Because of the pressure and persistence of the protests, the state gave what they called concessions, such as a safety plan and a $200,000 Human Services Fund to pay some of the residents’ medical expenses. But residents did not want concessions. They wanted to be evacuated too.
With the help of a dedicated volunteer scientist, LCHA began to interview families and plotted results on a map which showed a clustering of diseases. Using old aerial photographs, geological survey maps and personal photographs from residents, LCHA determined that when the area was developed, some stream beds were filled with dirt and rubble. But water still flowed easily through these routes: Even though there was no surface evidence of these stream beds, they provided an easy pathway for chemicals to flow out of the canal.
Completed in 1979, the study found increases amoung residents in miscarriages, still births, crib deaths, nervous breakdowns, hyperactivity, epilepsy and urinary tract disorders. Miscarriages were found to have increased 300%, for example, and most occurred in women who lived in the historically wet areas. From 1974 to 1978, 56% of the children in the Love Canal neighborhood were born with a birth defect, including three ears, a double row of teeth, and mental retardation. There were almost three times as many defects in historically wet areas.
State health authorities quickly dismissed the study. So the community went back to the streets and explained their problems to the public. Thousands of people wrote letters and sent telegrams to the Governor, to legislators and to the President. Residents created so much pressure and public outcry that the health authorities were forced to investigate the claims.

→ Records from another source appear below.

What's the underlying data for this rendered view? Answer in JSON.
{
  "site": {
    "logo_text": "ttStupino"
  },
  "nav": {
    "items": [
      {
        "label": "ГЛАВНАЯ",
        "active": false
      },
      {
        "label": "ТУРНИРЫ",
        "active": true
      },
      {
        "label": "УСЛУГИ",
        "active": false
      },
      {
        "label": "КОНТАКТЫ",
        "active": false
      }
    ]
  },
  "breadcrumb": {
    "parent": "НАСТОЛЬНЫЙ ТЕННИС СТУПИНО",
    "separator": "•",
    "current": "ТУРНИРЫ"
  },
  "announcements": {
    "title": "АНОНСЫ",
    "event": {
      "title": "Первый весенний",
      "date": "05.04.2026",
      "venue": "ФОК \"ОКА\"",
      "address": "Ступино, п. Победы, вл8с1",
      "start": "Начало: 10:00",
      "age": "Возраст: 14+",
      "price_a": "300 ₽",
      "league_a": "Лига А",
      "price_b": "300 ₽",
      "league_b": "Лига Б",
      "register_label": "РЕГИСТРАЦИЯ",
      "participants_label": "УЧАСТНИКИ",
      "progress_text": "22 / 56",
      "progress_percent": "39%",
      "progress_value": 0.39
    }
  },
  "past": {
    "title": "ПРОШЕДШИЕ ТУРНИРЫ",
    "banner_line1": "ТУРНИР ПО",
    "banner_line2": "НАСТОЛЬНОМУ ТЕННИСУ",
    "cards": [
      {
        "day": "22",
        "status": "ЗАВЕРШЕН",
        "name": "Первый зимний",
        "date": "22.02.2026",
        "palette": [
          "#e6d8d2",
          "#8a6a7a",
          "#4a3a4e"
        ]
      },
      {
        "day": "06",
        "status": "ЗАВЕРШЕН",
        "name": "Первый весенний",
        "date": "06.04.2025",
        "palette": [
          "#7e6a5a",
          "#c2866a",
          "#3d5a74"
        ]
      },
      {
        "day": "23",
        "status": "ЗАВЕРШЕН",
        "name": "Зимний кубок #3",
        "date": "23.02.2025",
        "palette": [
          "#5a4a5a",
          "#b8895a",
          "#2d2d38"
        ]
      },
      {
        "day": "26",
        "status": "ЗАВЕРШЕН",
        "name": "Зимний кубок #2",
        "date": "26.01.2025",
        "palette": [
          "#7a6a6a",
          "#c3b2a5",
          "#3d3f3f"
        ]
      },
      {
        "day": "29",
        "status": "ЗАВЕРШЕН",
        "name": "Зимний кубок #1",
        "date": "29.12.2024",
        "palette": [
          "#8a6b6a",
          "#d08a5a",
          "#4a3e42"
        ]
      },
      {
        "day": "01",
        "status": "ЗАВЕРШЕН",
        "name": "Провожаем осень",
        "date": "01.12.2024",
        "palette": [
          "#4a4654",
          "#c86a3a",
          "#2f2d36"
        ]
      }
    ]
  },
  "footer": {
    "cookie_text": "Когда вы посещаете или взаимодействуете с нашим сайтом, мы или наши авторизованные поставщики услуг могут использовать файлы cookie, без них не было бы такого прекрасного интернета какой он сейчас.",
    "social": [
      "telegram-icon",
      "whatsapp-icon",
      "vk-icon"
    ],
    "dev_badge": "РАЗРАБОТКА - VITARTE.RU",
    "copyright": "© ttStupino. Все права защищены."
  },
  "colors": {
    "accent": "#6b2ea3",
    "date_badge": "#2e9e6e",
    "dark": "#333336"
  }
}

On February 8, 1979, the health department confirmed the homeowners’ findings and issued a second evacuation order for pregnant women and children under the age of two. Finally, in October of 1980 a total evacuation of the community was ordered by President Carter. Everyone who lived at the Love Canal had the option of moving away, with the government purchasing their homes at fair market value.